Goal of the exercise:
Would you print all of the records below exactly, without skipping any?

Data listing:
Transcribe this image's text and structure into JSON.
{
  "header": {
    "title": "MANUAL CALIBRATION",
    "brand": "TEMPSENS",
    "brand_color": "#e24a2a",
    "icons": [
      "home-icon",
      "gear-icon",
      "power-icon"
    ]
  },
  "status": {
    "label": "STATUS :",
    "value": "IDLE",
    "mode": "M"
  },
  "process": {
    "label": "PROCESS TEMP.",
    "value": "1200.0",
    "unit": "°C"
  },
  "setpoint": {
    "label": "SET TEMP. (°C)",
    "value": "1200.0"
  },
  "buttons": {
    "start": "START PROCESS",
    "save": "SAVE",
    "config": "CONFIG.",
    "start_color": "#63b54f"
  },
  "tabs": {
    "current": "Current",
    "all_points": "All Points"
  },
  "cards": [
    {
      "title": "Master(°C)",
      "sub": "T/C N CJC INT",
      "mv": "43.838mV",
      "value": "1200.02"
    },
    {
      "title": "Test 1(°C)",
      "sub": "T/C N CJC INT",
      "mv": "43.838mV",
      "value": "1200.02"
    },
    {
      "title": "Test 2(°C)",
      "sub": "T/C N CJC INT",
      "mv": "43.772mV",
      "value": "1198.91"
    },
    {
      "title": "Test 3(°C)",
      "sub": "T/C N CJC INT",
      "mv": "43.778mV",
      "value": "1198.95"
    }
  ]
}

Result for this exercise:
Transcribe this image's text and structure into JSON.
{
  "header": {
    "title": "MANUAL CALIBRATION",
    "brand": "TEMPSENS",
    "brand_color": "#e24a2a",
    "icons": [
      "home-icon",
      "gear-icon",
      "power-icon"
    ]
  },
  "status": {
    "label": "STATUS :",
    "value": "IDLE",
    "mode": "M"
  },
  "process": {
    "label": "PROCESS TEMP.",
    "value": "1200.0",
    "unit": "°C"
  },
  "setpoint": {
    "label": "SET TEMP. (°C)",
    "value": "1200.0"
  },
  "buttons": {
    "start": "START PROCESS",
    "save": "SAVE",
    "config": "CONFIG.",
    "start_color": "#63b54f"
  },
  "tabs": {
    "current": "Current",
    "all_points": "All Points"
  },
  "cards": [
    {
      "title": "Master(°C)",
      "sub": "T/C N CJC INT",
      "mv": "43.838mV",
      "value": "1200.02"
    },
    {
      "title": "Test 1(°C)",
      "sub": "T/C N CJC INT",
      "mv": "43.838mV",
      "value": "1200.02"
    },
    {
      "title": "Test 2(°C)",
      "sub": "T/C N CJC INT",
      "mv": "43.772mV",
      "value": "1198.91"
    },
    {
      "title": "Test 3(°C)",
      "sub": "T/C N CJC INT",
      "mv": "43.778mV",
      "value": "1198.95"
    }
  ]
}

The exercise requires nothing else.